Brad Axelrod, PhD
Director, American Alliance for Healthy Sleep
I grew up with allergies and hay fever, leaving me congested and sniffling much of the time. So, when being congested turned into snoring, I was not so surprised. My wife would have to wake me from time to time, asking that I try to stop the snoring when sleeping. Lying face down on the bed, or even just rolling on my side worked for a while. And by “a while” I mean for a few years.
But, then the awakening became a bit more frequent. My wife’s morning reports became more insistent, and our mutual frustration increased a little. Sleeping face down was not diminishing my snoring anymore. So, then I tried decongestants and antihistamines before bed, and these over-the-counter aids were intermittently helpful but not in a consistent manner. In the end, I brought the issue to my family physician who recommended a trip to a sleep specialist to formally evaluate my snoring.

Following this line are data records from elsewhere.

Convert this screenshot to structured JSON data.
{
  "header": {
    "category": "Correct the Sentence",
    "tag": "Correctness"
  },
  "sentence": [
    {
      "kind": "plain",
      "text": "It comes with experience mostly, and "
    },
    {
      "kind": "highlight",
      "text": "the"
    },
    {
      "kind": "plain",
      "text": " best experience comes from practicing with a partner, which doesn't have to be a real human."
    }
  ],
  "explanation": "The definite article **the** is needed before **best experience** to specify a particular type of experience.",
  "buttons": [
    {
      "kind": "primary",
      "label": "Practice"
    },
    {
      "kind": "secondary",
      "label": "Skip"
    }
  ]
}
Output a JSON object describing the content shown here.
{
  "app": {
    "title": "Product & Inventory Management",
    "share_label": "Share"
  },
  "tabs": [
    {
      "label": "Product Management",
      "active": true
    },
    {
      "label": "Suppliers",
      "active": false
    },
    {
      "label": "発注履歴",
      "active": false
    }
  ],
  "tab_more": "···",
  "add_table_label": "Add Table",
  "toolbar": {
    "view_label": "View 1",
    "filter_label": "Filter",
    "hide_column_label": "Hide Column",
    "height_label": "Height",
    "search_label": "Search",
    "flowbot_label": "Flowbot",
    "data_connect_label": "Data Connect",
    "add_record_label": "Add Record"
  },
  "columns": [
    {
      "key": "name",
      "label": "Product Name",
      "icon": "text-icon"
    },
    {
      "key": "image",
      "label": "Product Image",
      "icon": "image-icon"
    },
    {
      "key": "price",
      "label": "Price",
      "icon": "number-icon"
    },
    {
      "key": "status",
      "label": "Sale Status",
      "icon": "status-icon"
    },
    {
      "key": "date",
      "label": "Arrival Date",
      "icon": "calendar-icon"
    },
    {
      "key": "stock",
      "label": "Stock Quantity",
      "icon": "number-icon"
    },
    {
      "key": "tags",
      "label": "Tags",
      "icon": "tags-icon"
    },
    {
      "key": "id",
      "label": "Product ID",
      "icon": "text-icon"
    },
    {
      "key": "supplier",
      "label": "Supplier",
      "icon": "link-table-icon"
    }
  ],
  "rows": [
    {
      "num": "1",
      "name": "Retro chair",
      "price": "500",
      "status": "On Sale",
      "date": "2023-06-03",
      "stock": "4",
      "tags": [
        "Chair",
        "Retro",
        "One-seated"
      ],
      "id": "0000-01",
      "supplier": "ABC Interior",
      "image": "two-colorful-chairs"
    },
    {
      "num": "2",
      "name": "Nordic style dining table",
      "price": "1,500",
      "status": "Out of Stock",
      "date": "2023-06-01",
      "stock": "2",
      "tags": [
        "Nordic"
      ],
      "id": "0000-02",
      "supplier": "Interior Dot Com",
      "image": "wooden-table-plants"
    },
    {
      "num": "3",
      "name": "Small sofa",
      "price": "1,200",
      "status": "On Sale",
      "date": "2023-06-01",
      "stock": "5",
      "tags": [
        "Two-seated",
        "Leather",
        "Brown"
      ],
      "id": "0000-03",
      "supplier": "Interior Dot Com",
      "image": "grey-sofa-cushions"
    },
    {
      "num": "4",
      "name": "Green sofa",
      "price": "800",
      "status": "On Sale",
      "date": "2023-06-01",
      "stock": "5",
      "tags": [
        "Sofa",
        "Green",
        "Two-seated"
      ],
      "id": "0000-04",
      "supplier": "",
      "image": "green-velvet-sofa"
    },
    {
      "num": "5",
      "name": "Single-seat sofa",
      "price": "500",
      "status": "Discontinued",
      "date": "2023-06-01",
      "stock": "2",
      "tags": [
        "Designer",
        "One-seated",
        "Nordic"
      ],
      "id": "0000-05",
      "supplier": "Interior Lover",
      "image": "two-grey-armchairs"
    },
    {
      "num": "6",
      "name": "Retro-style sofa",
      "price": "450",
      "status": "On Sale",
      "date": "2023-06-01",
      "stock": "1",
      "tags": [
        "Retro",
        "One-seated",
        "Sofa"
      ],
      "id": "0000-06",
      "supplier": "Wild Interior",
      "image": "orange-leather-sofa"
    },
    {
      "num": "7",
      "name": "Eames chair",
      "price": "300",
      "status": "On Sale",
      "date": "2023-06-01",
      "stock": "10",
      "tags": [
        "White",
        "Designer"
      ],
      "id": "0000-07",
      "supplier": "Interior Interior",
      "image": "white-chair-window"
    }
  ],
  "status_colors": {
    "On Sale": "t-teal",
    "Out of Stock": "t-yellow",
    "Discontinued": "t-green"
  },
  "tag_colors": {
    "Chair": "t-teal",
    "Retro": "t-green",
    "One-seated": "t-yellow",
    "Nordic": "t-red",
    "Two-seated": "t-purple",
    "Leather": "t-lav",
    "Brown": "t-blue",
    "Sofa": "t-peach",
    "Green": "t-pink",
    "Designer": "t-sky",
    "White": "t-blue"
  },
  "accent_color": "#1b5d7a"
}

As far as sleep problems are concerned, I never thought that I had sleep apnea to the point that I was not obtaining sufficient sleep. I certainly didn’t ever recall having episodes of gasping myself awake because I couldn’t breathe while sleeping, and my wife also did not seem to think that I ever stopped breathing or was gasping for air. As for feeling sleepy during the day, there were times that I would take a 10 minute “power nap” at lunch or feel drowsy while driving home at the end of the day. But, I viewed those incidents as being consistent with a typical hard-working lifestyle, not something that needed medical treatment. Regardless, on the recommendation of my family physician, I went for an evaluation to find out if I did indeed have sleep apnea.